A recent study conducted by researchers at the University of Cambridge has discovered a correlation between reduced physical activity and lower quality of life in adults over the age of sixty. The study, which involved nearly 1,500 participants, also revealed that an increase in sedentary behavior, such as watching television or reading, was also linked to a decrease in quality of life. These findings emphasize the importance of encouraging older adults to remain physically active.
Using accelerometers to measure activity levels, the researchers evaluated 1,433 individuals aged sixty and above. They also assessed the participants’ health-related quality of life by assigning them a score between 0 (indicating the lowest quality of life) and 1 (representing the highest quality of life) based on their responses to a questionnaire. Lower quality of life scores are associated with a higher risk of hospitalization, poorer outcomes following hospitalization, and premature death.
The study revealed that individuals who engaged in more moderate-to-vigorous physical activity and spent less time being sedentary during their initial assessments reported higher quality of life later on. In fact, every additional hour of physical activity per day was linked to a 0.02 increase in quality of life score.
Interestingly, for every minute decrease in moderate-to-vigorous physical activity measured six years after the initial assessment, quality of life scores dropped by 0.03. This means that an individual who spent 15 minutes less engaging in such activities would have experienced a decline in their score by 0.45.

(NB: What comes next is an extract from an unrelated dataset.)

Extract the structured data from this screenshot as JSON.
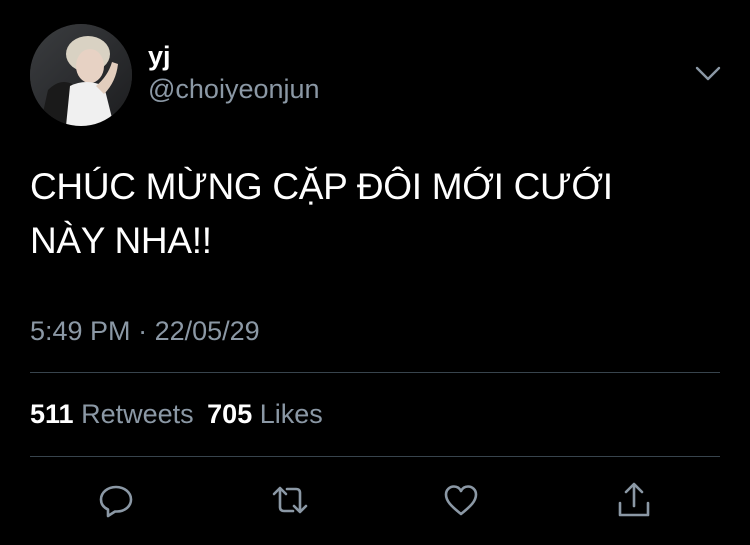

Similarly, an increase in sedentary behavior was also associated with a decline in quality of life. For every additional minute of sedentary time per day measured six years after the initial assessment, quality of life scores dropped by 0.012. This implies that an individual who spent 15 minutes more sitting down would have seen their score decrease by 0.18.